It took me a while to figure that out. At first, I thought, “Because he’s a stupid idiot who doesn’t love me or respect me.”
Eventually, though, I realized that I was angry because I’d said Yes when I’d really wanted to say No. I’d agreed to do something that I didn’t want to do. I didn’t want to do it for myself, and I didn’t want to do it for him, either.
What I wanted was to go back in time and undo my Yes. That way I could have gone for a longer run. Then I could have taken a nice long leisurely shower. And then I could have made the dinner I’d been looking forward to making all day long: marinated fish with roasted broccoli and twice baked potatoes.
Then I could eaten the twice baked potatoes. Then my daughter and husband would have marveled out loud about my potatoes.
And then I would have taken my happy, potato-filled self to meditation class.
I wouldn’t have had to rush. I wouldn’t have made a mess in the kitchen because I was rushing,
I certainly would not have forgotten to put salt in the potatoes because I was rushing!
And dang it, the potatoes would have been cooked and done LONG BEFORE IT WAS TIME TO GO TO MY CLASS.
Alright, that was settled. I was really mad at myself.
But I was also mad at my husband, especially when I saw him walk in the door 15 MINUTES AFTER 6 PM with his CYCLING GEAR ON. Geez oh man, you don’t even want to know about the angry thoughts that took place inside my head once I realized that I’d done all of this to myself so he could have a NICE LEISURELY BIKE RIDE AT MY EXPENSE.
Livid? Doesn’t come close to describing it.
The potatoes were done about 2 minutes before it was time for me to leave. I inhaled one, burning all of the skin off the roof of my mouth.
His fault! Yes, I was back to that.
I managed to keep my angry thoughts to myself, and I left for meditation class. Well, that fixed me. Meditation always does. It’s magic. By the end of the class, I was laughing at myself for being so angry about something so trivial.
Back at home, I sat next to my husband. I muted the TV. And I said this:
“I didn’t want to pick up Kaarina. I don’t know why I agreed to do it. I do that sometimes. I say Yes when I really mean No. And then I get mad that I’m doing something that I don’t want to do. I wish I were more assertive, but I’m not as assertive as I’d like to be. I still agree to do things because I want to make you happy and because I want to please you, even though I feel taken advantage of and resentful. I also worry that you will get mad if I say no. Would you have?”
“No, I wouldn’t have been mad,” he said.

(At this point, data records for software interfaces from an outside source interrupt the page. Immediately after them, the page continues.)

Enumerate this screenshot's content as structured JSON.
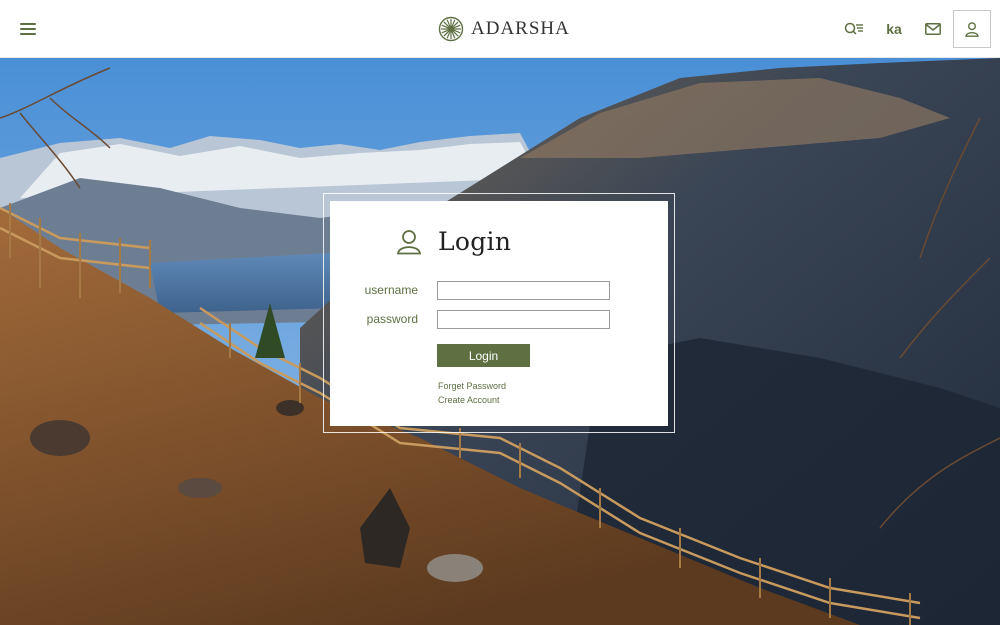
{
  "header": {
    "brand_name": "ADARSHA",
    "lang_label": "ka",
    "icons": [
      "menu-icon",
      "logo-icon",
      "search-list-icon",
      "mail-icon",
      "user-icon"
    ],
    "accent_color": "#5e7042"
  },
  "login": {
    "title": "Login",
    "username_label": "username",
    "password_label": "password",
    "username_value": "",
    "password_value": "",
    "button_label": "Login",
    "forget_password": "Forget Password",
    "create_account": "Create Account"
  }
}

“I don’t like feeling this angry with you, so I was wondering if we could do this. When you want me to change our parenting schedule, could you ask me the day before and give me 24 hours to make a decision? That way I’ll have time to think about what I really want and whether or not I’ll end up feeling resentful.”
I’d planned to say a little more, but my husband cut me off and said, “Yes!”
It wasn’t a “just shut up so I can watch TV yes.” It was a “Wow, I’m so relieved that you didn’t just blame all of the world’s problems on me” yes.
And although you might say that I had a right to blame him for a few things, it felt a lot better to dig deep down, find the true cause of my anger, accept the blame for it, and allow my husband to know the more vulnerable me. We’re closer as a result.
And, in the end, we’ll get to a better place.
Do you agree?
Tomorrow: I’ll list real and hypothetical situations for Accepting the Blame. Friday: I’ll list ways you can defuse your own anger.
What do you want me to write about? I’m inspired by a fellow blogathoner who is allowing blog readers to help him design his own website. I thought I’d try something similar. The first 21 people to suggest a topic in today’s comments will have their wish come true. I will write about whatever you tell me to write about. Snails? Bring them on. Garbage? So all over that. Really, anything goes. (I think?) So tell me what you’d like me to address here on the blog and I will make it happen.
A professional journalist, Alisa Bowman is the author of Project: Happily Ever After, a memoir of how she saved her marriage, and coauthor of Pitch Perfect, a must-read if you've ever had a sense of dread tie up your insides before a speech, presentation, or conversation. If you enjoyed this post, you will no doubt love her updates on Facebook and Twitter.